Visibly better: The role of the veterinarian in the public interest
A veterinarian does more than just cure sick animals. Veterinarians also play an important role in monitoring animal welfare, food safety and public health. These are tasks in the public interest; it is about safeguarding the securities, standards and values that society deems important.
Lost their autonomy
Over the past five to ten years veterinarians seem to have lost their autonomy vis-à-vis livestock holders, livestock organisations, dealers, transporters and slaughterhouses. Yet autonomy is crucial when undertaking tasks for the public interest.
Developments that have affected this autonomy include progressing commercialisation; general individualisation and consumer and animal owner assertiveness; economies of scale in agriculture that have made veterinarians increasingly dependent (financially) on fewer but larger customers; and increasing (international) competition in agriculture and between veterinarians.
Standards for the practice of veterinary science are set and observed

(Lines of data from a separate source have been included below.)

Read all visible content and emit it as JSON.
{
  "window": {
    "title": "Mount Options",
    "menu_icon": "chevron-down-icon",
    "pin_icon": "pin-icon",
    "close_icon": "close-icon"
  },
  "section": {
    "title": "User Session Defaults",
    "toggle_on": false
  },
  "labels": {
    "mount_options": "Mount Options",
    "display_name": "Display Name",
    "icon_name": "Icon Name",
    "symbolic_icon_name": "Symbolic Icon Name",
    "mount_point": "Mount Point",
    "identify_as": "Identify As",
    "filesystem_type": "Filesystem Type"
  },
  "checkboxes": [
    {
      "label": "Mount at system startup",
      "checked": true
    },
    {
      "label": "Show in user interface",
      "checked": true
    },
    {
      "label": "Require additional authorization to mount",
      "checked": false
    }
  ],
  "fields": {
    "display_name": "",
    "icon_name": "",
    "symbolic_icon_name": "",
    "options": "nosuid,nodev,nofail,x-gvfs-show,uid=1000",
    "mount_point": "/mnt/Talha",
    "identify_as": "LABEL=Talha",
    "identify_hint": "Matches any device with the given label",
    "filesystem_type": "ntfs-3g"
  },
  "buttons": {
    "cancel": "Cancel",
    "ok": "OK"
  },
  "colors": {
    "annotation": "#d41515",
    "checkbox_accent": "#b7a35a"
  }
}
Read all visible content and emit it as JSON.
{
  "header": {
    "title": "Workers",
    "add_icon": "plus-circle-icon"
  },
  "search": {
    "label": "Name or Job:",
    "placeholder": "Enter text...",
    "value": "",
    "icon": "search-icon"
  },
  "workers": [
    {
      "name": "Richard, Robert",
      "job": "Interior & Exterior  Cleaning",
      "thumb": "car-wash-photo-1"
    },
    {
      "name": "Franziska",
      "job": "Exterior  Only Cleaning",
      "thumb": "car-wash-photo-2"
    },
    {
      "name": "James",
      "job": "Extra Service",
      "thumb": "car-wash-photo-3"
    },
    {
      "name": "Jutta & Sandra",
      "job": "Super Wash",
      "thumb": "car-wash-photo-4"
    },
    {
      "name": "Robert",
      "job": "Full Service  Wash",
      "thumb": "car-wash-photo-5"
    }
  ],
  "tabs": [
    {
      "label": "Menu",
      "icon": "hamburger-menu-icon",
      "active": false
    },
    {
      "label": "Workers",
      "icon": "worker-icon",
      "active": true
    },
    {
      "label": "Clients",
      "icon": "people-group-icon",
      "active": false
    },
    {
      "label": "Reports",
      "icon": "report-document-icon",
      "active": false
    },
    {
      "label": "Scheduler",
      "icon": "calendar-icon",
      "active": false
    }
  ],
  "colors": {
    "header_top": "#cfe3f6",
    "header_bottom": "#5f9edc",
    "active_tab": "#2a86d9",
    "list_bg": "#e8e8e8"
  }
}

There is also discussion about how standards for the practice of veterinary science are set and observed. Clearly this involves interpreting the government's supervisory role.
Incidentally, these developments extend beyond veterinary medicine, and are witnessed across society. For instance, in the 2008 annual report the President of the Council of State wrote that public interests were losing out to the free market system. According to the President, entrepreneurs were losing focus on the public function of their business. At the same time, government supervision was being eroded.
Importance of the veterinarian in the public interest
Yet the importance of the veterinarian in the public interest is growing. For instance, 80% of all emerging diseases are diseases that can pass from animals to humans and vice versa. Veterinarians therefore have an increasingly large role to play in monitoring public health. Globally known as the One Health approach, physicians and veterinarians must join efforts in securing public health.
In conclusion, the Council noted that the social status of animals in Dutch society and, therefore, the importance of animal welfare have changed over the past five years. This is reflected in election programmes, the establishment of a political party that focuses solely on animal welfare, and the Memorandum on Animal Welfare published by the Ministry of Agriculture, Nature and Food Quality. In line with these developments, the veterinarian is becoming increasingly important as guardian of animal welfare.
It is also the reason why the Minister of Agriculture, Nature and Food Quality decided to request the opinion of the Council for Animal Affairs on the position of the veterinarian and his role in the public interest.